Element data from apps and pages
-=-=-=-=-

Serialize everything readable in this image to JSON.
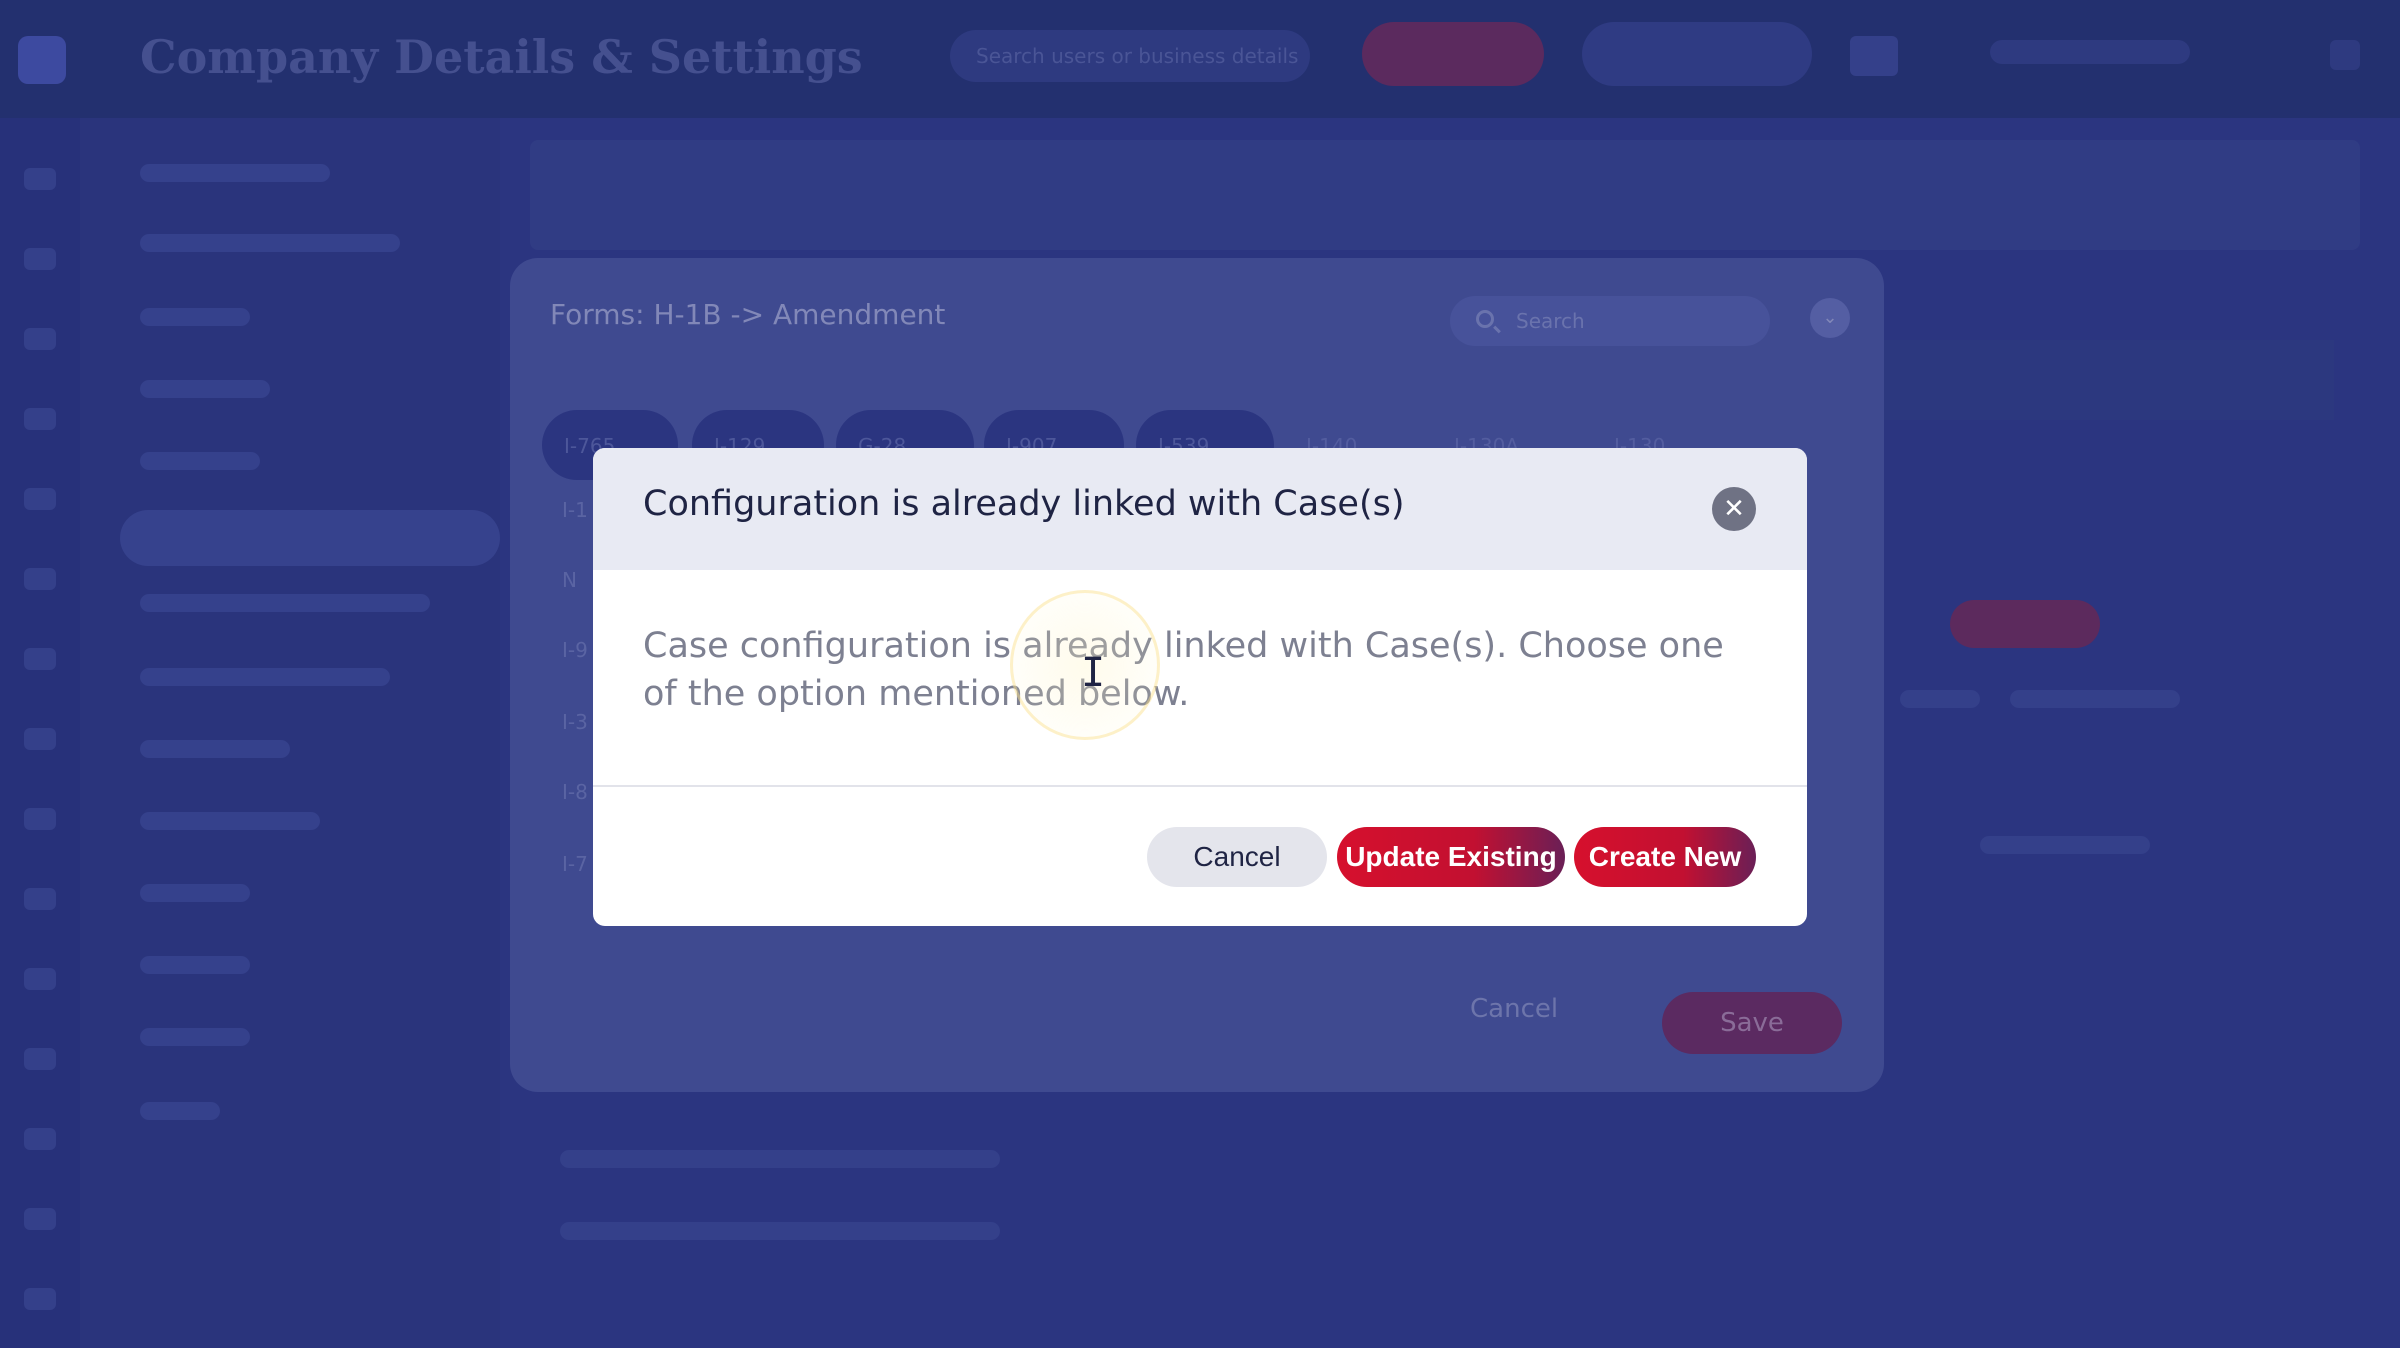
{
  "app": {
    "title": "Company Details & Settings",
    "search_placeholder": "Search users or business details"
  },
  "forms_dialog": {
    "title": "Forms: H-1B -> Amendment",
    "search_placeholder": "Search",
    "tabs": [
      "I-765",
      "I-129",
      "G-28",
      "I-907",
      "I-539"
    ],
    "tabs_plain": [
      "I-140",
      "I-130A",
      "I-130"
    ],
    "row_labels": [
      "I-1",
      "N",
      "I-9",
      "I-3",
      "I-8",
      "I-7"
    ],
    "cancel_label": "Cancel",
    "save_label": "Save"
  },
  "modal": {
    "title": "Configuration is already linked with Case(s)",
    "body": "Case configuration is already linked with Case(s). Choose one of the option mentioned below.",
    "buttons": {
      "cancel": "Cancel",
      "update_existing": "Update Existing",
      "create_new": "Create New"
    },
    "close_icon": "close-icon"
  },
  "colors": {
    "accent": "#d6102d",
    "overlay": "#1a2467",
    "modal_header": "#e8eaf3"
  }
}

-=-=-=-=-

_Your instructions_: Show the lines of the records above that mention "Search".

_Exercise result_:
    "search_placeholder": "Search users or business details"
    "search_placeholder": "Search",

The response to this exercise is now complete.